In a high-level meeting held on Monday with officials of three key State Department bureaus—Population, Refugees, and Migration; Near Eastern Affairs; and European and Eurasian Affairs—the Armenian delegation underscored the urgent humanitarian needs faced by at-risk Armenians who remain, due to ongoing gaps in existing aid-delivery models, in great measure without the benefit of international assistance.
The Armenian-American delegation included Armenian National Committee of America (ANCA) Chairman Ken Hachikian, ARF Eastern United States Chairman Dr. Hayg Oshagan, ARF Western United States Chairman Dr. Viken Hovsepian; Armenian Relief Society of Eastern USA Chair Talin Daghlian, ANCA Executive Director Aram Hamparian, and ANCA Governmental Affairs Director Kate Nahapetian.
Speaking on behalf of Armenian Americans, and reflecting the sense of urgency among Armenians worldwide, they stressed the need for U.S. policymakers to ensure the delivery of aid to at-risk Armenians in Aleppo and elsewhere throughout Syria, to provide humanitarian and housing support for Armenian refugees in Lebanon, and to leverage bilateral and international assistance to help those in Armenia transition toward self-sufficient citizenship in their homeland.
For their part, State Department officials, during the course of the hour-long meeting, offered their assurances regarding the commitment of the United States to protect the Armenian community in Syria, and expressed eagerness to engage with the Armenian-American community in addressing any gaps in the delivery of aid to Syrian Armenians—in Syria, Armenia, and Lebanon. On behalf the State Department, they voiced their appreciation for the opportunity to meet with Armenian-American leaders, welcomed the exploration of constructive means of addressing the community’s concerns, and encouraged Armenian-American organizations to submit grant proposals to implement government-funded programs to assist Syrians refugees and internally displaced persons.
The ANCA is working with Congress to expand U.S. assistance for Syrian Armenians as part of the FY 2016 foreign aid bill, and has consistently encouraged the Obama Administration to prioritize such assistance. In March, 25 U.S. Representatives formally called on the leadership of the House Subcommittee on State-Foreign Operations to facilitate the delivery of humanitarian aid to Armenian, Assyrian, and other at-risk minorities in Syria, as well as targeted aid to help Armenia support thousands fleeing from Syria. A copy of the letter is available at www.anca.org/assets/pdf/032515_ArmenianCaucus_ForeignAid.pdf.

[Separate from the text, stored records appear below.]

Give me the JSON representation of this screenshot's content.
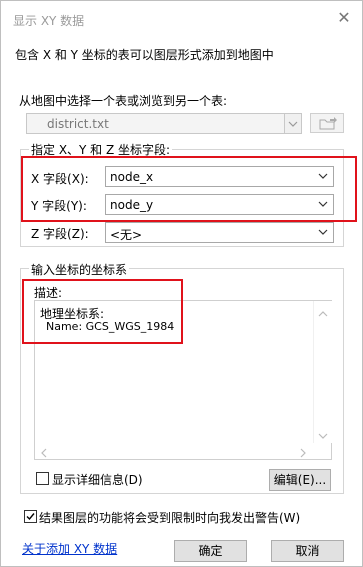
{
  "window": {
    "title": "显示 XY 数据",
    "close_glyph": "✕"
  },
  "intro_text": "包含 X 和 Y 坐标的表可以图层形式添加到地图中",
  "table_section": {
    "label": "从地图中选择一个表或浏览到另一个表:",
    "selected_table": "district.txt"
  },
  "fields_group": {
    "title": "指定 X、Y 和 Z 坐标字段:",
    "x": {
      "label": "X 字段(X):",
      "value": "node_x"
    },
    "y": {
      "label": "Y 字段(Y):",
      "value": "node_y"
    },
    "z": {
      "label": "Z 字段(Z):",
      "value": "<无>"
    }
  },
  "crs_group": {
    "title": "输入坐标的坐标系",
    "description_label": "描述:",
    "description_lines": [
      "地理坐标系:",
      "Name: GCS_WGS_1984"
    ],
    "show_details_label": "显示详细信息(D)",
    "show_details_checked": false,
    "edit_button": "编辑(E)..."
  },
  "warning_checkbox": {
    "label": "结果图层的功能将会受到限制时向我发出警告(W)",
    "checked": true
  },
  "footer": {
    "about_link": "关于添加 XY 数据",
    "ok_button": "确定",
    "cancel_button": "取消"
  },
  "colors": {
    "highlight": "#e0121b",
    "link": "#0033cc",
    "title_text": "#9a9a9a"
  }
}
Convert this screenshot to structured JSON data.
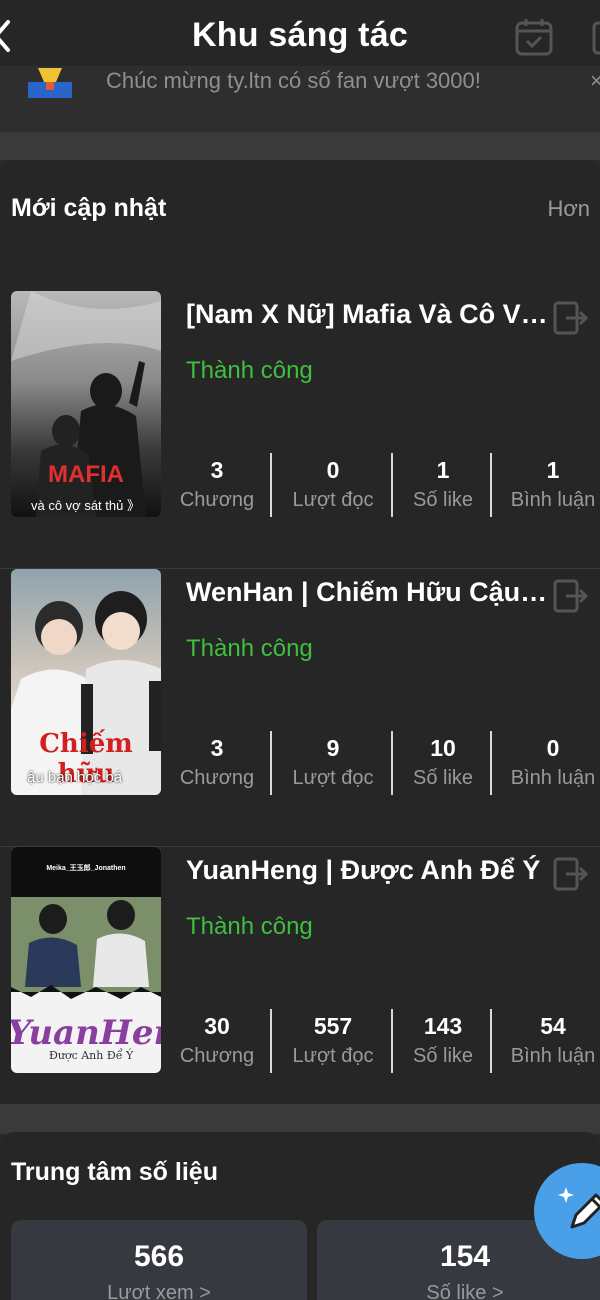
{
  "header": {
    "title": "Khu sáng tác"
  },
  "announcement": {
    "text": "Chúc mừng ty.ltn có số fan vượt 3000!"
  },
  "recent": {
    "title": "Mới cập nhật",
    "more_label": "Hơn",
    "stories": [
      {
        "title": "[Nam X Nữ] Mafia Và Cô Vợ...",
        "status": "Thành công",
        "cover_caption": "và cô vợ sát thủ 》",
        "cover_big_text": "MAFIA",
        "stats": [
          {
            "value": "3",
            "label": "Chương"
          },
          {
            "value": "0",
            "label": "Lượt đọc"
          },
          {
            "value": "1",
            "label": "Số like"
          },
          {
            "value": "1",
            "label": "Bình luận"
          }
        ]
      },
      {
        "title": "WenHan | Chiếm Hữu Cậu ...",
        "status": "Thành công",
        "cover_caption": "ậu bạn học bá",
        "cover_big_text": "Chiếm hữu",
        "stats": [
          {
            "value": "3",
            "label": "Chương"
          },
          {
            "value": "9",
            "label": "Lượt đọc"
          },
          {
            "value": "10",
            "label": "Số like"
          },
          {
            "value": "0",
            "label": "Bình luận"
          }
        ]
      },
      {
        "title": "YuanHeng | Được Anh Để Ý",
        "status": "Thành công",
        "cover_caption": "Được Anh Để Ý",
        "cover_big_text": "YuanHeng",
        "cover_top_text": "Meika_王玉郎_Jonathen",
        "stats": [
          {
            "value": "30",
            "label": "Chương"
          },
          {
            "value": "557",
            "label": "Lượt đọc"
          },
          {
            "value": "143",
            "label": "Số like"
          },
          {
            "value": "54",
            "label": "Bình luận"
          }
        ]
      }
    ]
  },
  "data_center": {
    "title": "Trung tâm số liệu",
    "cards": [
      {
        "value": "566",
        "label": "Lượt xem >"
      },
      {
        "value": "154",
        "label": "Số like >"
      }
    ]
  },
  "colors": {
    "background": "#262626",
    "success": "#3fbf3f",
    "fab": "#4aa0e8"
  },
  "icons": [
    "back-icon",
    "calendar-icon",
    "trophy-icon",
    "exit-icon",
    "edit-icon"
  ]
}
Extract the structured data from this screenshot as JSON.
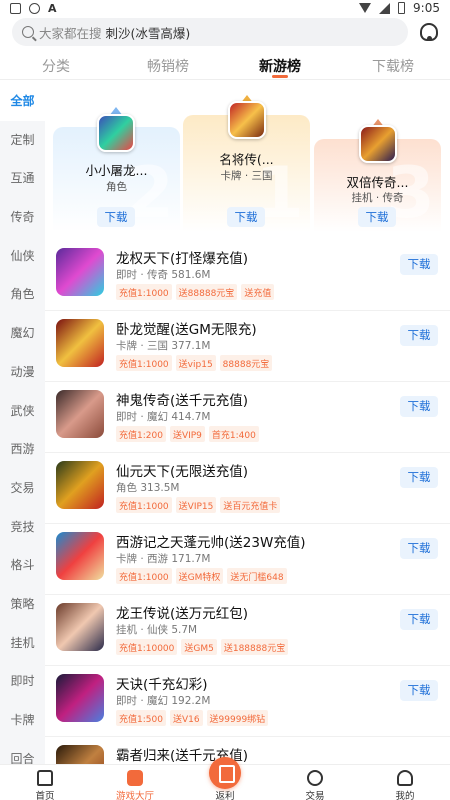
{
  "status_bar": {
    "time": "9:05"
  },
  "search": {
    "hint": "大家都在搜",
    "hot_keyword": "刺沙(冰雪高爆)"
  },
  "tabs": [
    "分类",
    "畅销榜",
    "新游榜",
    "下载榜"
  ],
  "active_tab": "新游榜",
  "left_nav": [
    "全部",
    "定制",
    "互通",
    "传奇",
    "仙侠",
    "角色",
    "魔幻",
    "动漫",
    "武侠",
    "西游",
    "交易",
    "竞技",
    "格斗",
    "策略",
    "挂机",
    "即时",
    "卡牌",
    "回合"
  ],
  "active_nav": "全部",
  "podium": [
    {
      "rank": "2",
      "name": "小小屠龙...",
      "tag": "角色",
      "button": "下载"
    },
    {
      "rank": "1",
      "name": "名将传(...",
      "tag": "卡牌 · 三国",
      "button": "下载"
    },
    {
      "rank": "3",
      "name": "双倍传奇...",
      "tag": "挂机 · 传奇",
      "button": "下载"
    }
  ],
  "games": [
    {
      "title": "龙权天下(打怪爆充值)",
      "meta": "即时 · 传奇",
      "size": "581.6M",
      "tags": [
        "充值1:1000",
        "送88888元宝",
        "送充值"
      ],
      "button": "下载"
    },
    {
      "title": "卧龙觉醒(送GM无限充)",
      "meta": "卡牌 · 三国",
      "size": "377.1M",
      "tags": [
        "充值1:1000",
        "送vip15",
        "88888元宝"
      ],
      "button": "下载"
    },
    {
      "title": "神鬼传奇(送千元充值)",
      "meta": "即时 · 魔幻",
      "size": "414.7M",
      "tags": [
        "充值1:200",
        "送VIP9",
        "首充1:400"
      ],
      "button": "下载"
    },
    {
      "title": "仙元天下(无限送充值)",
      "meta": "角色",
      "size": "313.5M",
      "tags": [
        "充值1:1000",
        "送VIP15",
        "送百元充值卡"
      ],
      "button": "下载"
    },
    {
      "title": "西游记之天蓬元帅(送23W充值)",
      "meta": "卡牌 · 西游",
      "size": "171.7M",
      "tags": [
        "充值1:1000",
        "送GM特权",
        "送无门槛648"
      ],
      "button": "下载"
    },
    {
      "title": "龙王传说(送万元红包)",
      "meta": "挂机 · 仙侠",
      "size": "5.7M",
      "tags": [
        "充值1:10000",
        "送GM5",
        "送188888元宝"
      ],
      "button": "下载"
    },
    {
      "title": "天诀(千充幻彩)",
      "meta": "即时 · 魔幻",
      "size": "192.2M",
      "tags": [
        "充值1:500",
        "送V16",
        "送99999绑钻"
      ],
      "button": "下载"
    },
    {
      "title": "霸者归来(送千元充值)",
      "meta": "",
      "size": "",
      "tags": [],
      "button": ""
    }
  ],
  "bottom_nav": [
    "首页",
    "游戏大厅",
    "返利",
    "交易",
    "我的"
  ],
  "active_bottom": "游戏大厅",
  "colors": {
    "accent": "#f26a3b",
    "blue": "#1e88e5"
  }
}
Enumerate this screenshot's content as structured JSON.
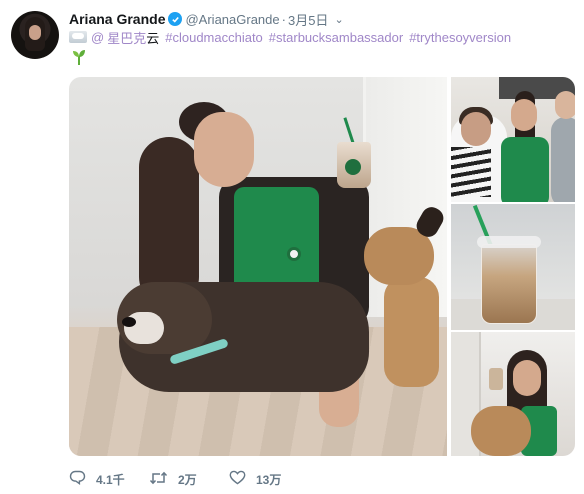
{
  "tweet": {
    "author_name": "Ariana Grande",
    "author_handle": "@ArianaGrande",
    "separator": "·",
    "date": "3月5日",
    "menu_caret": "⌄",
    "mention": "星巴克云",
    "mention_prefix": "@",
    "mention_link_part": "星巴克",
    "mention_plain_part": "云",
    "hashtags": [
      "#cloudmacchiato",
      "#starbucksambassador",
      "#trythesoyversion"
    ],
    "emoji_icons": [
      "cloud-emoji-icon",
      "seedling-emoji-icon"
    ]
  },
  "media": {
    "photos": [
      "photo-main",
      "photo-group",
      "photo-drink",
      "photo-dog-kiss"
    ]
  },
  "actions": {
    "reply_count": "4.1千",
    "retweet_count": "2万",
    "like_count": "13万"
  },
  "colors": {
    "link": "#a087c8",
    "verified": "#1da1f2",
    "meta_text": "#657786",
    "starbucks_green": "#1f8a4c"
  }
}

In testimony submitted to this panel, ANCA Government Affairs Director Kate Nahapetian cited the Syrian crisis as an Armenian-American priority, and called for the allocation of additional U.S. resources to assist the community in Syria and those who have fled to Lebanon and Armenia. The text of the ANCA testimony is available at http://anca.org/press_releases/press_releases.php?prid=2422.
Armenian Americans can continue urging President Barack Obama and Congress to take decisive action in support of Syrian-Armenian relief efforts by sending an ANCA Action Alert by visiting www.anca.org/syria.